## [Exercise input]
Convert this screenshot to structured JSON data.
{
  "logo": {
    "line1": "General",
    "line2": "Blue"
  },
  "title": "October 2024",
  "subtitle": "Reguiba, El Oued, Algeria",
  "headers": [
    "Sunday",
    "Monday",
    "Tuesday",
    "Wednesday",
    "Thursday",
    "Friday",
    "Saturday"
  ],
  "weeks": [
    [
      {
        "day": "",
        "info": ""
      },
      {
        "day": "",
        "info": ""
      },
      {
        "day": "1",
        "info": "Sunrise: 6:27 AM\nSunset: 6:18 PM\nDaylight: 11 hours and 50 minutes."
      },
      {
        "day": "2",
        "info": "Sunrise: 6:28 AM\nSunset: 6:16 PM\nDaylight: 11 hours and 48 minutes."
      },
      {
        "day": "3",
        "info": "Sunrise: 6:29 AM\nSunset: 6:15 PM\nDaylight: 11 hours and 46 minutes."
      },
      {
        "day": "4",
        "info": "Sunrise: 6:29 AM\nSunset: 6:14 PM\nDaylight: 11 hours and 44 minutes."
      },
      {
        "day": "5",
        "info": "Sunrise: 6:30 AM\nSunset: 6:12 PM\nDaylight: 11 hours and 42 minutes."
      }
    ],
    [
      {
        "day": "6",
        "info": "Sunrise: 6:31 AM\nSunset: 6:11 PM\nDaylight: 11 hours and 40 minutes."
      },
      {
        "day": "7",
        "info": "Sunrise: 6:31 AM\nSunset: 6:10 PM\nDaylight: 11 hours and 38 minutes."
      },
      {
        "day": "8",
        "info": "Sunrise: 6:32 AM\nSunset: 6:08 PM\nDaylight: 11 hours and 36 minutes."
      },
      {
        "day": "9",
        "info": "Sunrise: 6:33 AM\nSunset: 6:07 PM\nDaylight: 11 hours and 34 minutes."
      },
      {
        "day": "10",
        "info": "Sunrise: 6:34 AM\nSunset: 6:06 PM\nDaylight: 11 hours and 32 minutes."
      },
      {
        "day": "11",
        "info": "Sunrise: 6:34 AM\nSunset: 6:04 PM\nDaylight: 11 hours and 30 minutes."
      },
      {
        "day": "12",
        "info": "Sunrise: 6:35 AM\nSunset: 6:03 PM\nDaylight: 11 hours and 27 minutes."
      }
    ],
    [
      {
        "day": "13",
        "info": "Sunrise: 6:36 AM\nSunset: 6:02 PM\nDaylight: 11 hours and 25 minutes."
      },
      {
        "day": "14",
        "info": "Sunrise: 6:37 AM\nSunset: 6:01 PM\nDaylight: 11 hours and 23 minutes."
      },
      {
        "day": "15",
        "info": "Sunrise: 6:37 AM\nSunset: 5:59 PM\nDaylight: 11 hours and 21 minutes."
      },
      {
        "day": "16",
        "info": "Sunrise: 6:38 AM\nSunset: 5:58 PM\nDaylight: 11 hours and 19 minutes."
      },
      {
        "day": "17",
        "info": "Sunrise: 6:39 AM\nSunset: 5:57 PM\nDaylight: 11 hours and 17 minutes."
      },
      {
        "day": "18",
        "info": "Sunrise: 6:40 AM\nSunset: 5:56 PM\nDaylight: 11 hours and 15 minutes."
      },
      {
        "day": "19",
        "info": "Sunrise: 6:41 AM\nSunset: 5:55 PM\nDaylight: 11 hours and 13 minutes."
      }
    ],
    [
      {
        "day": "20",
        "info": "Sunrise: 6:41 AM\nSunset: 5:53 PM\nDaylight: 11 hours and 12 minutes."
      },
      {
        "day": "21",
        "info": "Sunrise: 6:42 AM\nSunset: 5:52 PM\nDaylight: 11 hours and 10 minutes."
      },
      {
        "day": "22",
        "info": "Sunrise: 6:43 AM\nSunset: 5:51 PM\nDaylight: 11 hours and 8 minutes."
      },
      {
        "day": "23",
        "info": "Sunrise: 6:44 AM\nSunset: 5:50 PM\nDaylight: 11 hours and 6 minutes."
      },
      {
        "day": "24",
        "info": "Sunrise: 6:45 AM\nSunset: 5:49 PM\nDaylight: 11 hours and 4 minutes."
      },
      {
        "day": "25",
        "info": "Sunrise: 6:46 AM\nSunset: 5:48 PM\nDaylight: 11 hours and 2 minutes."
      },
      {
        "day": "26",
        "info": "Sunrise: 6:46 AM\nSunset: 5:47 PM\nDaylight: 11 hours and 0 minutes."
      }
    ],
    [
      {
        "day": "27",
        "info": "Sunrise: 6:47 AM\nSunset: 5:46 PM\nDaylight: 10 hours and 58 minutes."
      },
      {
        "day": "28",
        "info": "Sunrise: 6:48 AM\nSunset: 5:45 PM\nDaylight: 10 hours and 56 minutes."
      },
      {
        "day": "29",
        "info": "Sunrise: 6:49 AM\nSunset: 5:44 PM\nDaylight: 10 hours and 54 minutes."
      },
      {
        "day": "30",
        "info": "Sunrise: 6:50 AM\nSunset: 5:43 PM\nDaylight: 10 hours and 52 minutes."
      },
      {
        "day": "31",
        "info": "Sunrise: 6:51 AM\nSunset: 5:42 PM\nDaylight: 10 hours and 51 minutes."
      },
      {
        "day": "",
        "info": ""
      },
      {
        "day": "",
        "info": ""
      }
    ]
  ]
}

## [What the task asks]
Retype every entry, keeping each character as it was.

## [Response to the exercise]
Convert this screenshot to structured JSON data.
{
  "logo": {
    "line1": "General",
    "line2": "Blue"
  },
  "title": "October 2024",
  "subtitle": "Reguiba, El Oued, Algeria",
  "headers": [
    "Sunday",
    "Monday",
    "Tuesday",
    "Wednesday",
    "Thursday",
    "Friday",
    "Saturday"
  ],
  "weeks": [
    [
      {
        "day": "",
        "info": ""
      },
      {
        "day": "",
        "info": ""
      },
      {
        "day": "1",
        "info": "Sunrise: 6:27 AM\nSunset: 6:18 PM\nDaylight: 11 hours and 50 minutes."
      },
      {
        "day": "2",
        "info": "Sunrise: 6:28 AM\nSunset: 6:16 PM\nDaylight: 11 hours and 48 minutes."
      },
      {
        "day": "3",
        "info": "Sunrise: 6:29 AM\nSunset: 6:15 PM\nDaylight: 11 hours and 46 minutes."
      },
      {
        "day": "4",
        "info": "Sunrise: 6:29 AM\nSunset: 6:14 PM\nDaylight: 11 hours and 44 minutes."
      },
      {
        "day": "5",
        "info": "Sunrise: 6:30 AM\nSunset: 6:12 PM\nDaylight: 11 hours and 42 minutes."
      }
    ],
    [
      {
        "day": "6",
        "info": "Sunrise: 6:31 AM\nSunset: 6:11 PM\nDaylight: 11 hours and 40 minutes."
      },
      {
        "day": "7",
        "info": "Sunrise: 6:31 AM\nSunset: 6:10 PM\nDaylight: 11 hours and 38 minutes."
      },
      {
        "day": "8",
        "info": "Sunrise: 6:32 AM\nSunset: 6:08 PM\nDaylight: 11 hours and 36 minutes."
      },
      {
        "day": "9",
        "info": "Sunrise: 6:33 AM\nSunset: 6:07 PM\nDaylight: 11 hours and 34 minutes."
      },
      {
        "day": "10",
        "info": "Sunrise: 6:34 AM\nSunset: 6:06 PM\nDaylight: 11 hours and 32 minutes."
      },
      {
        "day": "11",
        "info": "Sunrise: 6:34 AM\nSunset: 6:04 PM\nDaylight: 11 hours and 30 minutes."
      },
      {
        "day": "12",
        "info": "Sunrise: 6:35 AM\nSunset: 6:03 PM\nDaylight: 11 hours and 27 minutes."
      }
    ],
    [
      {
        "day": "13",
        "info": "Sunrise: 6:36 AM\nSunset: 6:02 PM\nDaylight: 11 hours and 25 minutes."
      },
      {
        "day": "14",
        "info": "Sunrise: 6:37 AM\nSunset: 6:01 PM\nDaylight: 11 hours and 23 minutes."
      },
      {
        "day": "15",
        "info": "Sunrise: 6:37 AM\nSunset: 5:59 PM\nDaylight: 11 hours and 21 minutes."
      },
      {
        "day": "16",
        "info": "Sunrise: 6:38 AM\nSunset: 5:58 PM\nDaylight: 11 hours and 19 minutes."
      },
      {
        "day": "17",
        "info": "Sunrise: 6:39 AM\nSunset: 5:57 PM\nDaylight: 11 hours and 17 minutes."
      },
      {
        "day": "18",
        "info": "Sunrise: 6:40 AM\nSunset: 5:56 PM\nDaylight: 11 hours and 15 minutes."
      },
      {
        "day": "19",
        "info": "Sunrise: 6:41 AM\nSunset: 5:55 PM\nDaylight: 11 hours and 13 minutes."
      }
    ],
    [
      {
        "day": "20",
        "info": "Sunrise: 6:41 AM\nSunset: 5:53 PM\nDaylight: 11 hours and 12 minutes."
      },
      {
        "day": "21",
        "info": "Sunrise: 6:42 AM\nSunset: 5:52 PM\nDaylight: 11 hours and 10 minutes."
      },
      {
        "day": "22",
        "info": "Sunrise: 6:43 AM\nSunset: 5:51 PM\nDaylight: 11 hours and 8 minutes."
      },
      {
        "day": "23",
        "info": "Sunrise: 6:44 AM\nSunset: 5:50 PM\nDaylight: 11 hours and 6 minutes."
      },
      {
        "day": "24",
        "info": "Sunrise: 6:45 AM\nSunset: 5:49 PM\nDaylight: 11 hours and 4 minutes."
      },
      {
        "day": "25",
        "info": "Sunrise: 6:46 AM\nSunset: 5:48 PM\nDaylight: 11 hours and 2 minutes."
      },
      {
        "day": "26",
        "info": "Sunrise: 6:46 AM\nSunset: 5:47 PM\nDaylight: 11 hours and 0 minutes."
      }
    ],
    [
      {
        "day": "27",
        "info": "Sunrise: 6:47 AM\nSunset: 5:46 PM\nDaylight: 10 hours and 58 minutes."
      },
      {
        "day": "28",
        "info": "Sunrise: 6:48 AM\nSunset: 5:45 PM\nDaylight: 10 hours and 56 minutes."
      },
      {
        "day": "29",
        "info": "Sunrise: 6:49 AM\nSunset: 5:44 PM\nDaylight: 10 hours and 54 minutes."
      },
      {
        "day": "30",
        "info": "Sunrise: 6:50 AM\nSunset: 5:43 PM\nDaylight: 10 hours and 52 minutes."
      },
      {
        "day": "31",
        "info": "Sunrise: 6:51 AM\nSunset: 5:42 PM\nDaylight: 10 hours and 51 minutes."
      },
      {
        "day": "",
        "info": ""
      },
      {
        "day": "",
        "info": ""
      }
    ]
  ]
}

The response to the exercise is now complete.